And now populous Pakistan has not yet made the grim headlines spawned by the global coronavirus pandemic, despite reporting its first infections on February 26. And as the death toll mounts, the blame for the government’s failure to learn from the mass outbreaks in neighboring China and Iran will fall squarely on the government and Prime Minister Imran Khan, whose reluctance to act decisively may cost him dearly.


It seems that Pakistan takes one step forward and two steps backward every time. Conflicted by debates on good Muslim and bad Muslim; good terrorists and bad terrorists; democracy versus martial law, this country is at the mercy of its “selected” leader’s wisdom. The slogan propagated by PTI – justice, humanity, and self-esteem- stands shamelessly butchered today in every sense of the word as the very party that promised to transform Pakistan has plummeted it towards its doom. Injustice, inhumanity, and disrespect are all that they have left to celebrate and instead, they celebrate the foundation day of a failed mission. As the fault-lines in Pakistan grow deeper, the highhandedness of its government may only fuel the fire. The people feel Imran Khan has reneged on his election promises.

Only time can tell the future of these movements. But, one thing is certain—if the political belief system of the subcontinent is to be redrawn, the process will be bloodier than before.

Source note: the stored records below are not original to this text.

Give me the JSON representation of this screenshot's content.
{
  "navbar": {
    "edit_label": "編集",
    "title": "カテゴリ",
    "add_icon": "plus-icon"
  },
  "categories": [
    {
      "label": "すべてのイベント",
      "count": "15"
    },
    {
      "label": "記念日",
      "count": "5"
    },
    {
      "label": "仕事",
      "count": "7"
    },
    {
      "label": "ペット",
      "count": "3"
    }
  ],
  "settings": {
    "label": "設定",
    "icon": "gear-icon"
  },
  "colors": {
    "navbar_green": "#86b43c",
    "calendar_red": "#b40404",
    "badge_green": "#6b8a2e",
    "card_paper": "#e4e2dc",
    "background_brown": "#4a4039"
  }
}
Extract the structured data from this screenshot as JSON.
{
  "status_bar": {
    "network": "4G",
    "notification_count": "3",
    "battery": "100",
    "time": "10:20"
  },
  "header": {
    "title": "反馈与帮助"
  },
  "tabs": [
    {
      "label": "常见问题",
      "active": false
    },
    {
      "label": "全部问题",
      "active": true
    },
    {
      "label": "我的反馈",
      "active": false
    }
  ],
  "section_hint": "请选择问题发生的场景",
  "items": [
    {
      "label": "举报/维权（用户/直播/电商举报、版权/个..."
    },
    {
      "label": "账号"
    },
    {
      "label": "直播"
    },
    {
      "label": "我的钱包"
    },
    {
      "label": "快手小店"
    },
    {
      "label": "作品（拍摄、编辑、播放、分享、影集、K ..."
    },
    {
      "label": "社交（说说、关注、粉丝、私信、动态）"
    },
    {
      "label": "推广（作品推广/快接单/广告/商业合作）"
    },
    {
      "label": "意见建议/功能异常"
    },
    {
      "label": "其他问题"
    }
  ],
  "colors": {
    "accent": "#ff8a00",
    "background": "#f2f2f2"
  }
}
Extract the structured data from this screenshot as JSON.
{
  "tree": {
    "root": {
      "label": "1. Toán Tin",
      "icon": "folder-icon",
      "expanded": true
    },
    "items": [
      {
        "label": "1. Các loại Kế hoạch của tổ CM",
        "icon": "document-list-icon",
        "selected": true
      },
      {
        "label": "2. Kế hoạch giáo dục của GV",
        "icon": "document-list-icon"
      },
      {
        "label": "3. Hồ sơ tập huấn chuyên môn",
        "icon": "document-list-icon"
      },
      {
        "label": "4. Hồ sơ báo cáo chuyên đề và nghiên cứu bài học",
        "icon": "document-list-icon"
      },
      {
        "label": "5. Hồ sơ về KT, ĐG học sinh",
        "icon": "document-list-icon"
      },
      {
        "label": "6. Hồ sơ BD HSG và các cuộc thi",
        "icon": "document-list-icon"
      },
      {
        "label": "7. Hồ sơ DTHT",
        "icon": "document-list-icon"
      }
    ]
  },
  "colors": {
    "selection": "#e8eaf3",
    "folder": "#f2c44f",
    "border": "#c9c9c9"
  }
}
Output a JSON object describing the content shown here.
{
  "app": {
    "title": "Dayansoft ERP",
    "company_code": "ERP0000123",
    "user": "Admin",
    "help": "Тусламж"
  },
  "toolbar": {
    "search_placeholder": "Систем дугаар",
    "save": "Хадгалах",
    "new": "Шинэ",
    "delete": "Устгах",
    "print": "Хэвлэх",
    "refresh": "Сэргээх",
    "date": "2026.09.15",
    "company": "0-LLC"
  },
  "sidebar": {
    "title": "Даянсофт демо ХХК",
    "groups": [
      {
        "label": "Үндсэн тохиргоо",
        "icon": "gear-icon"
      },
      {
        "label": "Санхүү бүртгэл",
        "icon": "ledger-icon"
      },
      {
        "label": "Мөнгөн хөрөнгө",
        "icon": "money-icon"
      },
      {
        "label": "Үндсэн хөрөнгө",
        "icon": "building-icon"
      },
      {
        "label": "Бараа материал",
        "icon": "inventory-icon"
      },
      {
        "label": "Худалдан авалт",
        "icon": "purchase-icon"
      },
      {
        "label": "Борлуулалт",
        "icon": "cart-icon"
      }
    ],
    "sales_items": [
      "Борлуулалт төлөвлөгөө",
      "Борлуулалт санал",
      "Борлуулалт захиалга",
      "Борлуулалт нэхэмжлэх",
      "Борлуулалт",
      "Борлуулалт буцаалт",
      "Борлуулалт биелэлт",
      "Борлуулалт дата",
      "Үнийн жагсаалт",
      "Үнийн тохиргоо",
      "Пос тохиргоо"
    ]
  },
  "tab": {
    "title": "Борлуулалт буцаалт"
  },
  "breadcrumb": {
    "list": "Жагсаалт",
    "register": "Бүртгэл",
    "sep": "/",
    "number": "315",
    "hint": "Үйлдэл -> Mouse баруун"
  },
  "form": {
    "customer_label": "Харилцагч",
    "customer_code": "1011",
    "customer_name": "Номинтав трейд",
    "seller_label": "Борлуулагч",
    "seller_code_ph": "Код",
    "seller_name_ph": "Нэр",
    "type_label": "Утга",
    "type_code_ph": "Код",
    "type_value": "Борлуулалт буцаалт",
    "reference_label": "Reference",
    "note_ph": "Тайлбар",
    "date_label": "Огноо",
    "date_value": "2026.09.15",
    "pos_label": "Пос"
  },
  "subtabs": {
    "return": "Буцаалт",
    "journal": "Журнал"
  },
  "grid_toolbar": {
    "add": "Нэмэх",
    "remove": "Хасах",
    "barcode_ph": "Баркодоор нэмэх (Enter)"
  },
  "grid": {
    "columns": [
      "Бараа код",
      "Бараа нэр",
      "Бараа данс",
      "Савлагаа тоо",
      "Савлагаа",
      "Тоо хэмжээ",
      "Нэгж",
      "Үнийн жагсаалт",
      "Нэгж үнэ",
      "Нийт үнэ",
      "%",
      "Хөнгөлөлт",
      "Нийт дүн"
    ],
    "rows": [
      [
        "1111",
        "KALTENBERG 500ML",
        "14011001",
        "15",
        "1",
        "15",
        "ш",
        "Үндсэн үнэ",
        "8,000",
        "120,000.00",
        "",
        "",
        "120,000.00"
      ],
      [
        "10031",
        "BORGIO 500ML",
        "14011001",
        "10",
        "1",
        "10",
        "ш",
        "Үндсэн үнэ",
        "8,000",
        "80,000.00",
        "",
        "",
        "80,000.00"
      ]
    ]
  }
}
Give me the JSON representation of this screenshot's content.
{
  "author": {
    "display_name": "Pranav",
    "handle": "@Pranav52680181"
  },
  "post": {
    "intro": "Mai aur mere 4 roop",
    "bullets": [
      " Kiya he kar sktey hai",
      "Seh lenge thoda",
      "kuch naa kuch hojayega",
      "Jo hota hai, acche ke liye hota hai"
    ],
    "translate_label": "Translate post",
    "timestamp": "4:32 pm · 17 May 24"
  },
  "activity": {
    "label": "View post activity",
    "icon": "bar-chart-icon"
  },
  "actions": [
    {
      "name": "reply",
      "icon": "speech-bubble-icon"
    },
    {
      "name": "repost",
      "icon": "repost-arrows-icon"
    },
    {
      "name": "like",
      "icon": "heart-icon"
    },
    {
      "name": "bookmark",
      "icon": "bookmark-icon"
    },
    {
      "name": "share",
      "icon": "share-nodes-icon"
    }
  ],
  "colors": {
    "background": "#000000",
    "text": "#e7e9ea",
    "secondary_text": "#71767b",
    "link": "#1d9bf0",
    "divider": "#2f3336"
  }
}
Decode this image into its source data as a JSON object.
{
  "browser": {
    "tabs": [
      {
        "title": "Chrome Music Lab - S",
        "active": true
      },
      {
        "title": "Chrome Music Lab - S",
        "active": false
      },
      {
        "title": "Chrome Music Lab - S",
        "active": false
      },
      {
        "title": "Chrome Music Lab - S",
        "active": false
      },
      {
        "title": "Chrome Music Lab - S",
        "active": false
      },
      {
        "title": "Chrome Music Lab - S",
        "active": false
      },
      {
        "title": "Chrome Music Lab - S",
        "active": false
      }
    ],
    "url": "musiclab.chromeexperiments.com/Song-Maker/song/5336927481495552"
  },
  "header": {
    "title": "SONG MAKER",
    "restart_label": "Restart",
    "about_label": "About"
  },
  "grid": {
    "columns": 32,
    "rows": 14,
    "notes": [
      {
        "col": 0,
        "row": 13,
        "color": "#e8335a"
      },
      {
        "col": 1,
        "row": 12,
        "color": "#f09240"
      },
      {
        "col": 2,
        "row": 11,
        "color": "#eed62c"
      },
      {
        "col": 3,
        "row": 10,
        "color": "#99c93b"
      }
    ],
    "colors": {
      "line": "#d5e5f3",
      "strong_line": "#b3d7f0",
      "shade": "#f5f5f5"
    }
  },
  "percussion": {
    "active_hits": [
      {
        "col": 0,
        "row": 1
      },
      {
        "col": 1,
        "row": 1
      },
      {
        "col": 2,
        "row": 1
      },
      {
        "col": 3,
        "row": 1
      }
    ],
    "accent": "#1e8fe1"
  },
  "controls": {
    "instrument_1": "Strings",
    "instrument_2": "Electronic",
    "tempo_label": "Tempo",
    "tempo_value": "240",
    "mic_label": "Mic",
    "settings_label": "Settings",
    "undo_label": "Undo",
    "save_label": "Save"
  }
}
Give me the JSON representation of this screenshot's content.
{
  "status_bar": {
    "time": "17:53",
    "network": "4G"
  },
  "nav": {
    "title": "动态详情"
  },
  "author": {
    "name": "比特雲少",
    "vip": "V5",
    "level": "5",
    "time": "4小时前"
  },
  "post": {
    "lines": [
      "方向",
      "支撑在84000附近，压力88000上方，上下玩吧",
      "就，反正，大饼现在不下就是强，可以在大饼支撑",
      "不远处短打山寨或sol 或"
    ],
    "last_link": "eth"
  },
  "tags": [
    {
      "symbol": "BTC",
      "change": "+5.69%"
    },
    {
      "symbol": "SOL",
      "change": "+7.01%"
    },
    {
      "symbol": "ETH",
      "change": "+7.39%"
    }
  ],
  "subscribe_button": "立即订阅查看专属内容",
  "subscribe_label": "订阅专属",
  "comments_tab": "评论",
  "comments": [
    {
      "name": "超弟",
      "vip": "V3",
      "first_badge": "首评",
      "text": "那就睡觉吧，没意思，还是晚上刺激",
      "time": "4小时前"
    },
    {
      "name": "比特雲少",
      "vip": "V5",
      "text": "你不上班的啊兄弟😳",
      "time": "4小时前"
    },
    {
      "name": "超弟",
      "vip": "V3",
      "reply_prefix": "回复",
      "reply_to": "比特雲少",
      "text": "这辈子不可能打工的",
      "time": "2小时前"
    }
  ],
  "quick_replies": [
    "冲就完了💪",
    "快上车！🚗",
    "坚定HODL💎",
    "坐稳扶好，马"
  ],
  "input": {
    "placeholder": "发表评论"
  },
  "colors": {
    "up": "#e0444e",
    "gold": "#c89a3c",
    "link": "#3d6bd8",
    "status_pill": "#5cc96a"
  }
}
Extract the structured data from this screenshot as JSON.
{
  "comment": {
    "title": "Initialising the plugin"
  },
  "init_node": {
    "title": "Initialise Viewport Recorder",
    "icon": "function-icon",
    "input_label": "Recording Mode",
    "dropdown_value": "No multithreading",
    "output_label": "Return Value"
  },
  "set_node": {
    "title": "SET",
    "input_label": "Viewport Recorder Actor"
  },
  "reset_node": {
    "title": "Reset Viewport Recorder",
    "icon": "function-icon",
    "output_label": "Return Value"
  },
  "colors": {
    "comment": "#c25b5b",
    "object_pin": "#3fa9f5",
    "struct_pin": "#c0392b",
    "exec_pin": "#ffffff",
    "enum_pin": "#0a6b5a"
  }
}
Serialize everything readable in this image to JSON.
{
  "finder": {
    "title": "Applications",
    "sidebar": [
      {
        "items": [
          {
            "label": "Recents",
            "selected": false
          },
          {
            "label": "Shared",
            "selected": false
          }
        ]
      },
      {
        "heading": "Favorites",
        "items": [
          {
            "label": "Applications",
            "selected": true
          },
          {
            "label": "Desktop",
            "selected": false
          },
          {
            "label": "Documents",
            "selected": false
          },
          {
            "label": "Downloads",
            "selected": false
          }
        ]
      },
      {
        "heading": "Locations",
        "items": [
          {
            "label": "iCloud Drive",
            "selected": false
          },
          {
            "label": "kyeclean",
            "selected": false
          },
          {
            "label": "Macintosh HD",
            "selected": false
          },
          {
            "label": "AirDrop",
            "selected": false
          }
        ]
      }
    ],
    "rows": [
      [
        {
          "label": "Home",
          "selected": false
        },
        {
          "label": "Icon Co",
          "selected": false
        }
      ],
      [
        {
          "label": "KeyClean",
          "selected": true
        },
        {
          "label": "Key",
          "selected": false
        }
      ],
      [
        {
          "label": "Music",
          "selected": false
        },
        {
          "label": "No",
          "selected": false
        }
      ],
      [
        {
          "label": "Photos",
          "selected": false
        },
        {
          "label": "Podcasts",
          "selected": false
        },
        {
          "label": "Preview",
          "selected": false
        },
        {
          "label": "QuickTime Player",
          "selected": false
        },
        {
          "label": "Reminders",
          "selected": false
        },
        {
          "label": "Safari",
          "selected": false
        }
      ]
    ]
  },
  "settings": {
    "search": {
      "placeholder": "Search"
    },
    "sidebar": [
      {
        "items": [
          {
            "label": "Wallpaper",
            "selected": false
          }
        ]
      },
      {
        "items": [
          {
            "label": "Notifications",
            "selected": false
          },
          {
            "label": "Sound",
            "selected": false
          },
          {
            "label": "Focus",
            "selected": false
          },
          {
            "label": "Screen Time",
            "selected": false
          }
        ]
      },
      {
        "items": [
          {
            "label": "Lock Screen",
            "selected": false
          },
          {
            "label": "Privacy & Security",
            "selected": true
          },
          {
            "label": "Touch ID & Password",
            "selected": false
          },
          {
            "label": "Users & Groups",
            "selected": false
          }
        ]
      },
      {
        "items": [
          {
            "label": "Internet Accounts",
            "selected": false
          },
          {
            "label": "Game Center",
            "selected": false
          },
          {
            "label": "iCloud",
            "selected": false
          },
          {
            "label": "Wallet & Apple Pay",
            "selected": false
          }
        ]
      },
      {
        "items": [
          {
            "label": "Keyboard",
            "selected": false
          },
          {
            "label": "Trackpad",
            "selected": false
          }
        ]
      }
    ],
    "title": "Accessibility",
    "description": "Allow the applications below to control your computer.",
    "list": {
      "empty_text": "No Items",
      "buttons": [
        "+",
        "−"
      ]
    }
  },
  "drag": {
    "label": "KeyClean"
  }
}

24 Apr 20/Friday                                                                                          Written By: Saima Ibrahim